Hunt Library: bookBot
At the core of the Hunt Library is the bookBot robotic book delivery system, which can store up to two million items in a climate-controlled environment and deliver any of them within five minutes of a click in the online catalog. Requiring 1/9 the space of conventional shelving, the bookBot helps transform this 21st-century library from a storage facility into a rich environment of learning and collaborative spaces.
While the technology underlying high-density automated shelving has been used in large-scale industries such as automotive manufacturing and textiles for many years, it is now becoming a transformational tool for the pioneering research libraries that are deploying it.

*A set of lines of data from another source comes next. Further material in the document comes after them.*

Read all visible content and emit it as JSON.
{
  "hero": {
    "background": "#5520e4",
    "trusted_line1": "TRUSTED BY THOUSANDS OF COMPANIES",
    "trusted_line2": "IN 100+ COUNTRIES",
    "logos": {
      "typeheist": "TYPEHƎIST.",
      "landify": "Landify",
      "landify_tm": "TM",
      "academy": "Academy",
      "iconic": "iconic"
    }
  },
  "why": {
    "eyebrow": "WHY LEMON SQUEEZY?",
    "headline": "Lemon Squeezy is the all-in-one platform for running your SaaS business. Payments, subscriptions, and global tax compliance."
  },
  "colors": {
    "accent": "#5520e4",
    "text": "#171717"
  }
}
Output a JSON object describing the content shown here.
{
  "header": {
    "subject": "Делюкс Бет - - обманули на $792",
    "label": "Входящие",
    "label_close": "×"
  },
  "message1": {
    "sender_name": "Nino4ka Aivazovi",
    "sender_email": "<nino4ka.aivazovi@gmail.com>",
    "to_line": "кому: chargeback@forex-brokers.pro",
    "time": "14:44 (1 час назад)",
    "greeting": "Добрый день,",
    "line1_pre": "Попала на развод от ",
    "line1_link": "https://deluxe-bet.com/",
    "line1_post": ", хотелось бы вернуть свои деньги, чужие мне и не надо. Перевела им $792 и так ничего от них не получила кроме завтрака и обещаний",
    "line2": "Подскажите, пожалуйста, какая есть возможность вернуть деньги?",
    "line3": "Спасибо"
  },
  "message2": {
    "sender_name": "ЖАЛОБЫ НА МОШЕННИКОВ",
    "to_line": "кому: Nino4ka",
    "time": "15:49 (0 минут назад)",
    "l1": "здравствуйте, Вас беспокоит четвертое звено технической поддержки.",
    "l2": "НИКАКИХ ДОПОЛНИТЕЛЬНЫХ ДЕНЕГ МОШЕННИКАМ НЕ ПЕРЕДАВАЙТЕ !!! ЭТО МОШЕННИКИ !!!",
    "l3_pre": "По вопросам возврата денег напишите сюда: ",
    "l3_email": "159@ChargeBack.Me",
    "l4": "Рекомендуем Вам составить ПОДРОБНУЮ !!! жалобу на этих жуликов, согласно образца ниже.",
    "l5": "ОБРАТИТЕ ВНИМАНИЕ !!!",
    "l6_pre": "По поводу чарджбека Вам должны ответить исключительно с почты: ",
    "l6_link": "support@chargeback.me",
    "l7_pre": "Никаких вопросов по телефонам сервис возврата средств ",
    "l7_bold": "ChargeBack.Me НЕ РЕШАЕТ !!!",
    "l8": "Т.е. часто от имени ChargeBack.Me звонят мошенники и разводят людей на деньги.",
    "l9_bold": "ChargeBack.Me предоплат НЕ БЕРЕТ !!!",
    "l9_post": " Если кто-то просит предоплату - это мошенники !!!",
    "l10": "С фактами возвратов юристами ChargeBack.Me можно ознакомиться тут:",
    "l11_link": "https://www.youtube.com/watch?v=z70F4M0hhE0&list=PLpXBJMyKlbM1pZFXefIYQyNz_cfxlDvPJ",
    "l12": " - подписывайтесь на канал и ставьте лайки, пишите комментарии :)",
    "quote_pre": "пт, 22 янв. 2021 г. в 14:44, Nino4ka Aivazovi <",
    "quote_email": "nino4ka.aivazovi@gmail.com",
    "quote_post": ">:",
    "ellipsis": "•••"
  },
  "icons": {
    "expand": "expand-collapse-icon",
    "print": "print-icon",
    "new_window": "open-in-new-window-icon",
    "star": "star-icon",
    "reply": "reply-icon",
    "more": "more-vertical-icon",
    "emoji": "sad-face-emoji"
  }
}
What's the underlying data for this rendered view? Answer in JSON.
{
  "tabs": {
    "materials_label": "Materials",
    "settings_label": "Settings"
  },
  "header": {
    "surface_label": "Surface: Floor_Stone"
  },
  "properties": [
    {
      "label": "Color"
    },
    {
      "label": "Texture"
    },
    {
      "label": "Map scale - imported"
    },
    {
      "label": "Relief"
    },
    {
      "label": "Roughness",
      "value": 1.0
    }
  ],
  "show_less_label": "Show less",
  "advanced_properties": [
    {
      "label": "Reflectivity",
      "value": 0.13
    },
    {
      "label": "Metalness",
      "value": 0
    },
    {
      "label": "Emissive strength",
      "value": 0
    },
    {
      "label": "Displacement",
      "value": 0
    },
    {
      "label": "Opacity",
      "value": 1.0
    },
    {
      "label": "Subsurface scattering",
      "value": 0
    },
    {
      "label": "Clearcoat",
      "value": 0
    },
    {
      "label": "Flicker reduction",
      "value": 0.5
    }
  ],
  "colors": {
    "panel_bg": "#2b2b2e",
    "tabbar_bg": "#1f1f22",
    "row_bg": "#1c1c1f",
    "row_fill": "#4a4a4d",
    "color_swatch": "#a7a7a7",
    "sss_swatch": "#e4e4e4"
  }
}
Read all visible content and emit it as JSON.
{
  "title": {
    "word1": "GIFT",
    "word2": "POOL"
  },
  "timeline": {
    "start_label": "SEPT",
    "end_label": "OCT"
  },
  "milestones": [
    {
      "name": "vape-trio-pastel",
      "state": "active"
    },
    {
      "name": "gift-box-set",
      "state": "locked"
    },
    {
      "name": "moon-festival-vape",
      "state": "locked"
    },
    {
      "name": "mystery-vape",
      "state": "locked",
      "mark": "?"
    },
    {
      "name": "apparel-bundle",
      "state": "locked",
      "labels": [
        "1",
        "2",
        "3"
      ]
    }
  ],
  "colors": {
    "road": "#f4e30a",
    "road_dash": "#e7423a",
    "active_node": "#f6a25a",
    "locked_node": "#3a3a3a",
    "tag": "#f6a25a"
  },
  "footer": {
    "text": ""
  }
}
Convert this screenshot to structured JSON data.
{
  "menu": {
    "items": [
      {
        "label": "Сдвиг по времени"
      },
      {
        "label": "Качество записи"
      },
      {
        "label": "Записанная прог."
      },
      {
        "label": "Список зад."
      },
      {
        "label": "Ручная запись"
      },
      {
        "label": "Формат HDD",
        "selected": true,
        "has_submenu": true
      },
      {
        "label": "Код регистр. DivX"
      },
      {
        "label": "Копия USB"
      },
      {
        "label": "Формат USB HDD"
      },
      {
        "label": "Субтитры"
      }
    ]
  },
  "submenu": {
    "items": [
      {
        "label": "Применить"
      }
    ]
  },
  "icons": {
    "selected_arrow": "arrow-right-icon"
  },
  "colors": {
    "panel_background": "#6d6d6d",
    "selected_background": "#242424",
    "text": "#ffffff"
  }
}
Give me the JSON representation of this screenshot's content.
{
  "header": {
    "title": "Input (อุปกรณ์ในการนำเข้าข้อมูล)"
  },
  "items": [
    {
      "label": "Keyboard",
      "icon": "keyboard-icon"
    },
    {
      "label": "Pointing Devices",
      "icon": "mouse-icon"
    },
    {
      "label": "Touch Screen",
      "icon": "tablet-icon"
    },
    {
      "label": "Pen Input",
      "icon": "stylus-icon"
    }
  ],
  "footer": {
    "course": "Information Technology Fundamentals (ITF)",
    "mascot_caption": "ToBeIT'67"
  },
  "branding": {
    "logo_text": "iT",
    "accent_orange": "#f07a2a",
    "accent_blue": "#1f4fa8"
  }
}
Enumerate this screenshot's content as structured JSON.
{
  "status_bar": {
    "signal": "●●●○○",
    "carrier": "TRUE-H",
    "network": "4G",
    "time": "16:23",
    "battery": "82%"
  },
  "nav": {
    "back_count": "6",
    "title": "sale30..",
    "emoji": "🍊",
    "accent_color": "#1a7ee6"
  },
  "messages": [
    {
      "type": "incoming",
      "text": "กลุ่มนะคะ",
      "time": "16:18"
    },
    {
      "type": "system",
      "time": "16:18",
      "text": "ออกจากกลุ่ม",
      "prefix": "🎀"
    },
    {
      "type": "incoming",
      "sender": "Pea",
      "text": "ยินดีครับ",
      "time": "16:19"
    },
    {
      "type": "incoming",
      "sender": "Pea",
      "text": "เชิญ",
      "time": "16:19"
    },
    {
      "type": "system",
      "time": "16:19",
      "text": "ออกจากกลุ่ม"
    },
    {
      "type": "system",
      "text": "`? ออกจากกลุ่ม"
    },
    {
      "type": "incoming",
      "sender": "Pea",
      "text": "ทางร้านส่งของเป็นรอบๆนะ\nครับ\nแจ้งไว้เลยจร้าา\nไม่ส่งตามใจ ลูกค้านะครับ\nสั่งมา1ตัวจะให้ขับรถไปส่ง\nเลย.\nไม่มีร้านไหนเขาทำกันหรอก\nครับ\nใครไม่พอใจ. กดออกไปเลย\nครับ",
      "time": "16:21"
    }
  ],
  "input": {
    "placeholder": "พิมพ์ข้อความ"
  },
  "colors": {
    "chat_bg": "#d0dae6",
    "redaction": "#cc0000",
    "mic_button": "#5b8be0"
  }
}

In the bookBot, books and other items are barcoded, sorted by size, and stored in over 18,000 bins. Each item is scanned whenever it is removed from and returned to the system, maximizing the available storage space and allowing the Libraries’ online catalog to track the location of all materials at all times. An accompanying Virtual Browse system brings serendipity into the 21st century by allowing users to see a virtual shelf of all items related in subject, including the growing number of electronic books in the collection. This view can be expanded beyond the Libraries’ collection to encompass the Triangle Research Libraries Network and other collections available for request and delivery.
The system is both fascinating to watch and easy to use. Within minutes of receiving a request, one of the bookBot’s robotic cranes retrieves the requested material and delivers it to an operator, who sends it on to the “Ask Us” center or to other library locations on campus via a rapid delivery service.
In addition to the materials in the bookBot, the Hunt Library offers selected collections on open shelving for browsing, including the most recent publications in engineering, computer science, and textiles (2007 to present), located in the Oval View Reading Lounge on the fourth floor. Here faculty and students will also find select print journals from publishers such as the Institute for Electrical and Electronics Engineers (IEEE) and seminal titles such as Science and Nature. On the second floor, open shelves in the Rain Garden Reading Lounge and Quiet Reading Room hold classic works in engineering, computer science, and textiles, core reference works in science, technology, engineering, and mathematics, a science fiction browsing collection, and books published by NC State University faculty.